- _EXTRACTED DATA_:
····················

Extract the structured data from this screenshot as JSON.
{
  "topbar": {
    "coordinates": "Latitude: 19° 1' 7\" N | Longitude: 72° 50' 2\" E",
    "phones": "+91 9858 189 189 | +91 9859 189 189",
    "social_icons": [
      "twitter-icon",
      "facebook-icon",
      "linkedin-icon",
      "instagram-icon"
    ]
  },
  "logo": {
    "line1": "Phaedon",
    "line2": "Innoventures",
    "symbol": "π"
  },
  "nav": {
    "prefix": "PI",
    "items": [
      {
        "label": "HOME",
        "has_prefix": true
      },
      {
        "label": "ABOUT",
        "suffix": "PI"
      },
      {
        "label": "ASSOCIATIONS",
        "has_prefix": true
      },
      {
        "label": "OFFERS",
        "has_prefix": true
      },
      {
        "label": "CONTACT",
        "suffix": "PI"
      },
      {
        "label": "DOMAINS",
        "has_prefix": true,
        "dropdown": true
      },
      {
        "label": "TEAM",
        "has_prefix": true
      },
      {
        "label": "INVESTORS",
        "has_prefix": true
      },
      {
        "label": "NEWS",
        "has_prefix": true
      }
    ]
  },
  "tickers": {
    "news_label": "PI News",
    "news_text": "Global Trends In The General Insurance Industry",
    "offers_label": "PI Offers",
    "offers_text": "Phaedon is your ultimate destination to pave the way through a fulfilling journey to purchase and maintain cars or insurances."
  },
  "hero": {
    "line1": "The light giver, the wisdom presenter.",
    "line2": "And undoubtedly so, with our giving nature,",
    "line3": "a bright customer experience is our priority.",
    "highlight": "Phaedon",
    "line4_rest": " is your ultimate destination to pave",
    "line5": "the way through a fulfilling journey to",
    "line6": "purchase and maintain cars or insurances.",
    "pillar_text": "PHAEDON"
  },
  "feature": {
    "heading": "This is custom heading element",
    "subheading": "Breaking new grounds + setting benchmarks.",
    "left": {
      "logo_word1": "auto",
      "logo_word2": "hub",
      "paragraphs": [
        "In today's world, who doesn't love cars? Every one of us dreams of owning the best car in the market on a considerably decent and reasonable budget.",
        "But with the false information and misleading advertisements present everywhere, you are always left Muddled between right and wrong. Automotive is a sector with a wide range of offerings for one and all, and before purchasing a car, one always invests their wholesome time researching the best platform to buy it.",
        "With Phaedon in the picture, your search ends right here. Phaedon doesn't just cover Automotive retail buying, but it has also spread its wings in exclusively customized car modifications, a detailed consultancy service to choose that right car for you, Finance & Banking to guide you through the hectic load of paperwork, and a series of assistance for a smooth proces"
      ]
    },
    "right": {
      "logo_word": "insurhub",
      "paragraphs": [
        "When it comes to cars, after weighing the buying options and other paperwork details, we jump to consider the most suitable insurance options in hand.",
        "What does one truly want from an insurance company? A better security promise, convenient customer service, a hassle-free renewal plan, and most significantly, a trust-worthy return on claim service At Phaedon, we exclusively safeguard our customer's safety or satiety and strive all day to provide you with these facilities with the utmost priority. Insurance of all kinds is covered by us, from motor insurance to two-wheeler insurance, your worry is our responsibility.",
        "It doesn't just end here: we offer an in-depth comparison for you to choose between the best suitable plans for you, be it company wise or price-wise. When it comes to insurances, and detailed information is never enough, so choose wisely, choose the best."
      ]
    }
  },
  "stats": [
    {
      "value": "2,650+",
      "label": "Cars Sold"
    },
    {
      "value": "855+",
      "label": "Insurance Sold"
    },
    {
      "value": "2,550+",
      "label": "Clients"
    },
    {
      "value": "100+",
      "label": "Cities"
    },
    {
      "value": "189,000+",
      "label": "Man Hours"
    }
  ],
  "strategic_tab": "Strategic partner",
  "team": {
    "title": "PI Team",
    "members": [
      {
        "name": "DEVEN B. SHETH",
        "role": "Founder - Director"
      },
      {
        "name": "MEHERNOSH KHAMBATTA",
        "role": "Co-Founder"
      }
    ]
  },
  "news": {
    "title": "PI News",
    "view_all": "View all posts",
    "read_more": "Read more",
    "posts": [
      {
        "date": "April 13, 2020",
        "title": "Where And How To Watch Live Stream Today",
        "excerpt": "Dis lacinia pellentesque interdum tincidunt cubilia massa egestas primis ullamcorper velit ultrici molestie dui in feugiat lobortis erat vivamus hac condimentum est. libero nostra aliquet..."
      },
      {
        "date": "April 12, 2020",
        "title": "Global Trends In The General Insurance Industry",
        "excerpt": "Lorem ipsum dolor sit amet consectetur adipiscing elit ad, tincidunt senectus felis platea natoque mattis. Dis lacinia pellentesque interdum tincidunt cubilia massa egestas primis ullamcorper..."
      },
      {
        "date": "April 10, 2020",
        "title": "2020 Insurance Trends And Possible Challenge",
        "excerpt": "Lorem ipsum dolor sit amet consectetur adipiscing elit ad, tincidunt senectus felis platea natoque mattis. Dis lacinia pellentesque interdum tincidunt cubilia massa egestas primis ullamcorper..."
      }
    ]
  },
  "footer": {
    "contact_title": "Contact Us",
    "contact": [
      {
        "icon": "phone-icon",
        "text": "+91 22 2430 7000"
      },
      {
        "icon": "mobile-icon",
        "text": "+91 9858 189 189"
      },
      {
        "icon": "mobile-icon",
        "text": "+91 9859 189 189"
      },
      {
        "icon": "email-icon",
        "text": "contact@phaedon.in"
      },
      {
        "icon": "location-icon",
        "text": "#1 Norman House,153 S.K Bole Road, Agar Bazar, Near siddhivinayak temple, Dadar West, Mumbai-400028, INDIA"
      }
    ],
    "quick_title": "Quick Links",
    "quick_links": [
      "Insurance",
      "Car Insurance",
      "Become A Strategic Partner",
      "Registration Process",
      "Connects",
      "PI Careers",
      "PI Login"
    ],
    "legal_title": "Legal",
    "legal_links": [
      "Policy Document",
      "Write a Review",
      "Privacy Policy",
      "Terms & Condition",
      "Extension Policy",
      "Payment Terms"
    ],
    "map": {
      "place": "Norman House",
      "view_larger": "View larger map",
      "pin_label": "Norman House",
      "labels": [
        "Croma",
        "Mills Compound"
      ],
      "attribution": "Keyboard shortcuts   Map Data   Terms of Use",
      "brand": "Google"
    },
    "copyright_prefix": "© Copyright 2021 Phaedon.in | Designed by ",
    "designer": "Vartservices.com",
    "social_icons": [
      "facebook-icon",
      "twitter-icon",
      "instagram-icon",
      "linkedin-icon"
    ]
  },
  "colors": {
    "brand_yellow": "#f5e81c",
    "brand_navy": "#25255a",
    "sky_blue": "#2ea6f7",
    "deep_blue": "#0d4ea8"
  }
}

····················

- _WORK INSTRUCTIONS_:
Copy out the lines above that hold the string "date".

- _YOUR RESPONSE_:
        "date": "April 13, 2020",
        "date": "April 12, 2020",
        "date": "April 10, 2020",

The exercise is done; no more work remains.